Jun 2, 2015, 10:00 AM
Former magistrate and High Court judge, Moses B. Johnson-Richards, was Friday arraigned at the Banjul Magistrates’ Court before Magistrate Emannuel Nkea, charged with giving false information and sedition.
Moses Richards, who vehemently denied the charges, was ordered to be remanded in police custody.
The charge sheet on count one stated that Moses B Johnson-Richards, on 6th November 2010 at Banjul, knowingly gave false information to the Sheriff of the Gambia to wit: That His Excellency the President of the Gambia has ordered the stay of execution of the writ of possession in civil suit No 349|92 B No.28, with intent to cause the Sheriff of the Gambia to stop the execution of the said writ of possession.
Count two read that Moses B Johnson-Richards, on 6th November 2010 at Banjul, published a letter to the Sheriff of the Gambia stating that His Excellency the President of the Republic of the Gambia had ordered a stay of execution of a writ of possession in civil suit NO349 B No.28, with intent to bring into contempt the person of the said President.
Defence counsel Antouman Gaye, in applying for bail on behalf of his client, told the court that the alleged offence committed is a bailable one.
He disclosed that the accused person was a responsible civil servant, who had served this country at various positions with dedication and hard work.
Senior counsel Gaye further added that the accused had one time served as a magistrate up to the rank of principal magistrate, and later appointed as a judge at the criminal division of the High Court.
He further said that it is a constitutional right for the accused person to be granted bail, more so when the offence is a bailable offence.

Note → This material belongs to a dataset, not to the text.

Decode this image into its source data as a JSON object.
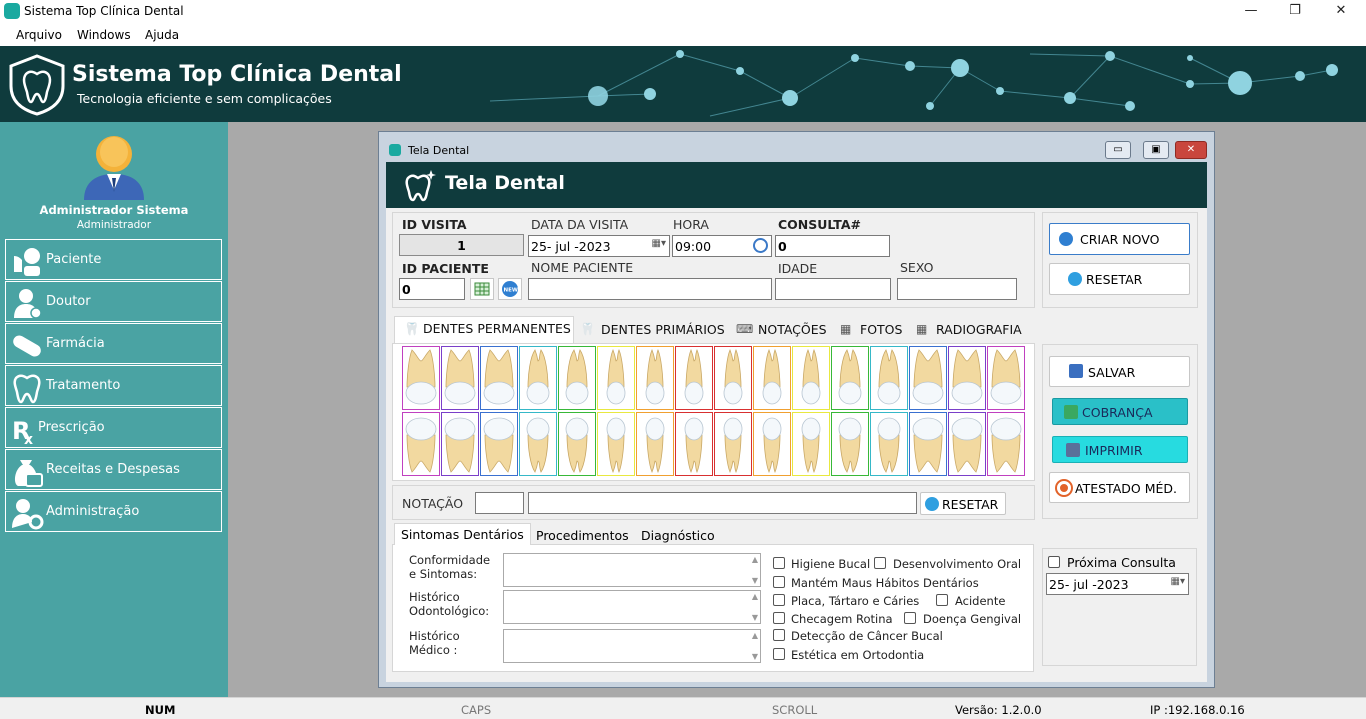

Gaye pointed out that the accused person is a responsible family man at home, and if remanded in custody would cause some hardship to other members of his family.
“The offence charged is a bailable offence, and people are here willing and ready to stand as sureties if he is granted bail by the court,” he added.
“If the court grants bail to the accused person, he would be available at all times when the court needs him,” counsel stated.
The accused person, he continued, is a good citizen, who had served his country for many years, during which he rose through the ranks, until his termination from active service.
“I, therefore, urge the court to grant bail to the accused person,” he concluded.
In response to the defence counsel’s application, state counsel Simon Obi told the court that the prosecution was objecting to bail for the accused person, on the grounds that if the accused was granted bail, he might jump bail.
The trial magistrate later ruled that he had listened to both submissions, and ordered the accused person be remanded in police custody.
The case was adjourned till today for continuation.